### WHAT YOU NEED TO DO
Scan the data below for the string "Fullstack". Copy every line where it appears.

### MATERIAL PROVIDED
————
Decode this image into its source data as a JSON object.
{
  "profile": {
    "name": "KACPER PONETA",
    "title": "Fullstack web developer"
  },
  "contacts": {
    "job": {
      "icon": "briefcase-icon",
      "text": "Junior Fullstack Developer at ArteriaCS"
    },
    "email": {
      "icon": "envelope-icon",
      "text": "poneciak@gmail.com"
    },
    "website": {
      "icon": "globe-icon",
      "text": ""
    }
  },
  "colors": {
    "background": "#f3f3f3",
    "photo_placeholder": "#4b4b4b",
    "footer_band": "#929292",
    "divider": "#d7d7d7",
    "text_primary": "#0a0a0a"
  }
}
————
### EXERCISE RESULT
    "title": "Fullstack web developer"
      "text": "Junior Fullstack Developer at ArteriaCS"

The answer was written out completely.